by Marco Berti
Eight months ago NATO declared war on the Milosevic regime. It did so in order to put an end to the ethnic-cleansing being conducted by Belgrade against the ethnic Albanian Kosovars. This objective was achieved, but Milosevic is still firmly in control in Serbia. Belgrade is in chaos and another wave of persecution is taking place in Kosovo, albeit on a lesser scale than before, perpetrated this time by the Albanians against the Serbs. "It became inevitable", comments the under-secretary for foreign affairs Umberto Ranieri, "to resort to war, because Milosevic refused to accept any proposal for a peaceful solution".
Q. Right honourable Ranieri, can we say for sure, now that it is over, that the war was of any use?
A. "The war put an end to an ethnic-cleansing campaign that had been going on for months. Hundreds and thousands of men, women and children were wandering around Kosovo on the run from the Serbian special police. Right up to the last minute, we tried to avoid the use of force, but Belgrade was intractable. I think that the authorities in Belgrade still owe the Serbs an account for having preferred destruction rather than a settlement in Rambouillet under which they would have gained far more than what they obtained with the war".
Q. But now in Kosovo more persecution is taking place, in the opposite direction this time, plus clashes between conflicting factions and instability that the peace-keeping forces are having trouble controlling.
A. "The UN resolution 1244 that put an end to the military operations must be implemented in its entirety, in particular with regard to the points laying down the respect of coexistence between the different ethnic groups. We cannot accept the idea of a Kosovo reduced to a mono-ethnic region. The rights of all minorities must be respected, including the Serbs and the Roms, who have been the victims, since the end of the war, of violence and vendettas by the Albanian community. The KFOR and the international police force are even obliged to use force, if necessary, to make sure their rights are respected. Work must also be done towards organising local elections. To do so the Serbs who have fled must be enabled to return.
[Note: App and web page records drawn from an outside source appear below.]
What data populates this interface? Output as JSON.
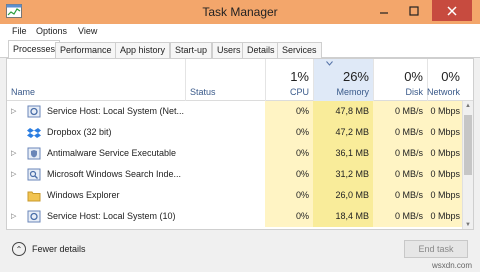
{
  "window": {
    "title": "Task Manager"
  },
  "menu": [
    "File",
    "Options",
    "View"
  ],
  "tabs": [
    "Processes",
    "Performance",
    "App history",
    "Start-up",
    "Users",
    "Details",
    "Services"
  ],
  "columns": {
    "name": "Name",
    "status": "Status",
    "cpu": {
      "pct": "1%",
      "label": "CPU"
    },
    "memory": {
      "pct": "26%",
      "label": "Memory"
    },
    "disk": {
      "pct": "0%",
      "label": "Disk"
    },
    "network": {
      "pct": "0%",
      "label": "Network"
    }
  },
  "processes": [
    {
      "name": "Service Host: Local System (Net...",
      "cpu": "0%",
      "memory": "47,8 MB",
      "disk": "0 MB/s",
      "network": "0 Mbps",
      "expandable": true,
      "icon": "gear-icon"
    },
    {
      "name": "Dropbox (32 bit)",
      "cpu": "0%",
      "memory": "47,2 MB",
      "disk": "0 MB/s",
      "network": "0 Mbps",
      "expandable": false,
      "icon": "dropbox-icon"
    },
    {
      "name": "Antimalware Service Executable",
      "cpu": "0%",
      "memory": "36,1 MB",
      "disk": "0 MB/s",
      "network": "0 Mbps",
      "expandable": true,
      "icon": "shield-icon"
    },
    {
      "name": "Microsoft Windows Search Inde...",
      "cpu": "0%",
      "memory": "31,2 MB",
      "disk": "0 MB/s",
      "network": "0 Mbps",
      "expandable": true,
      "icon": "search-icon"
    },
    {
      "name": "Windows Explorer",
      "cpu": "0%",
      "memory": "26,0 MB",
      "disk": "0 MB/s",
      "network": "0 Mbps",
      "expandable": false,
      "icon": "folder-icon"
    },
    {
      "name": "Service Host: Local System (10)",
      "cpu": "0%",
      "memory": "18,4 MB",
      "disk": "0 MB/s",
      "network": "0 Mbps",
      "expandable": true,
      "icon": "gear-icon"
    }
  ],
  "footer": {
    "fewer": "Fewer details",
    "end_task": "End task"
  },
  "watermark": "wsxdn.com"
}
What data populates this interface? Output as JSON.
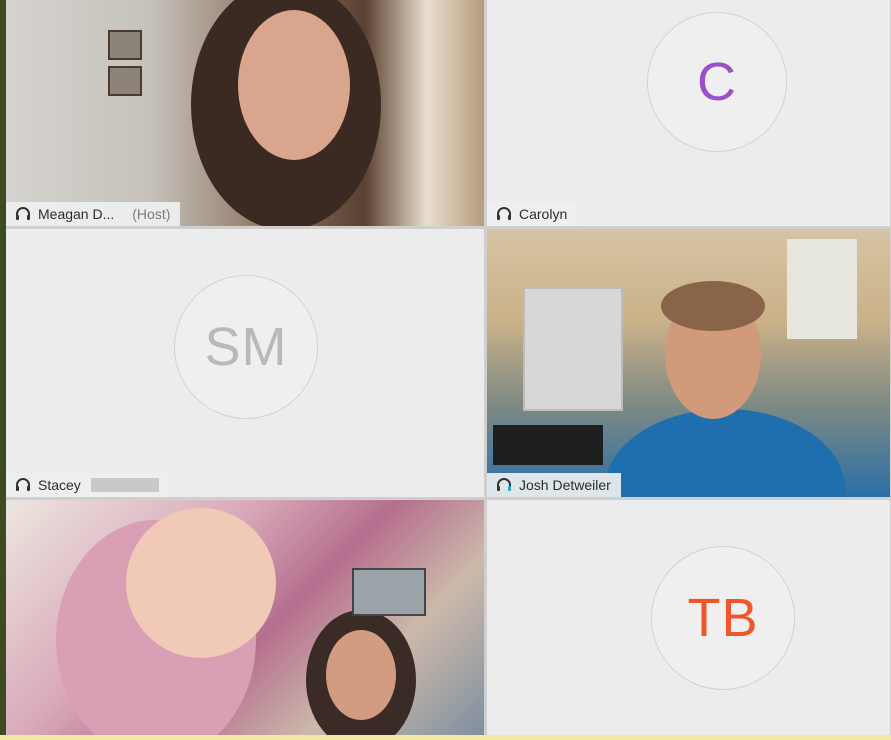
{
  "participants": [
    {
      "name": "Meagan D...",
      "role": "(Host)"
    },
    {
      "name": "Carolyn",
      "initials": "C",
      "initials_color": "#9b4fc9"
    },
    {
      "name": "Stacey",
      "initials": "SM",
      "initials_color": "#b9b9b9"
    },
    {
      "name": "Josh Detweiler",
      "active_speaker": true
    },
    {
      "initials": "TB",
      "initials_color": "#f0552b"
    }
  ],
  "colors": {
    "active_speaker_border": "#3bb4d8",
    "tile_background": "#ececec"
  }
}
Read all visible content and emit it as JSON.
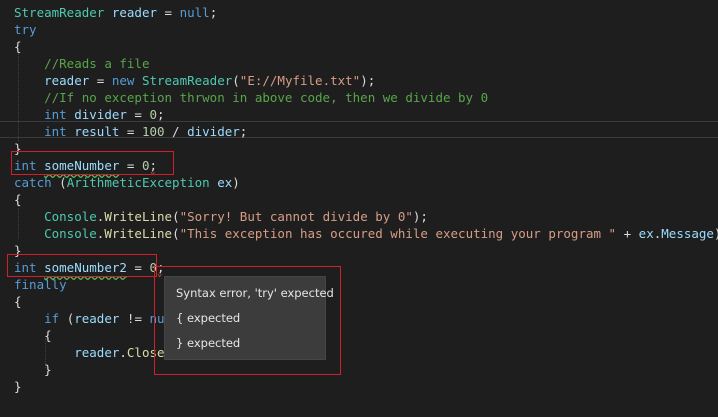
{
  "code_lines": [
    "StreamReader reader = null;",
    "try",
    "{",
    "    //Reads a file",
    "    reader = new StreamReader(\"E://Myfile.txt\");",
    "    //If no exception thrwon in above code, then we divide by 0",
    "    int divider = 0;",
    "    int result = 100 / divider;",
    "}",
    "int someNumber = 0;",
    "catch (ArithmeticException ex)",
    "{",
    "    Console.WriteLine(\"Sorry! But cannot divide by 0\");",
    "    Console.WriteLine(\"This exception has occured while executing your program \" + ex.Message);",
    "}",
    "int someNumber2 = 0;",
    "finally",
    "{",
    "    if (reader != null)",
    "    {",
    "        reader.Close();",
    "    }",
    "}"
  ],
  "tooltip": {
    "lines": [
      "Syntax error, 'try' expected",
      "{ expected",
      "} expected"
    ]
  },
  "colors": {
    "background": "#1e1e1e",
    "keyword": "#569cd6",
    "type": "#4ec9b0",
    "comment": "#57a64a",
    "string": "#d69d85",
    "number": "#b5cea8",
    "method": "#dcdcaa",
    "highlight_box": "#d0202a",
    "tooltip_bg": "#3c3c3c"
  }
}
Moreover, power must be entrusted to the most balanced local forces, such as the movement led by Ibrahim Rugova".
Q. Will Belgrade sooner or later have to return to normality too?
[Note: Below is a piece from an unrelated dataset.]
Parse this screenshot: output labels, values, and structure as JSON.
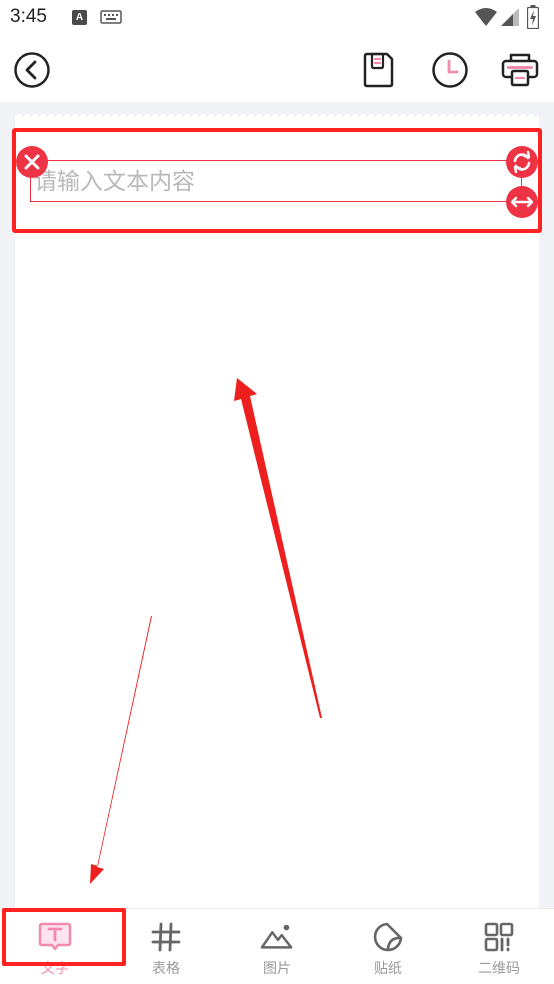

A. "What we propose is to lift the sanctions adopted by the international community against the Milosevic regime. Sanctions only make the living conditions of the citizens worse and do not harm the regime. At the same time elections must be called and held under the control of international organisations. It is important too for the opposition forces to adopt a common platform".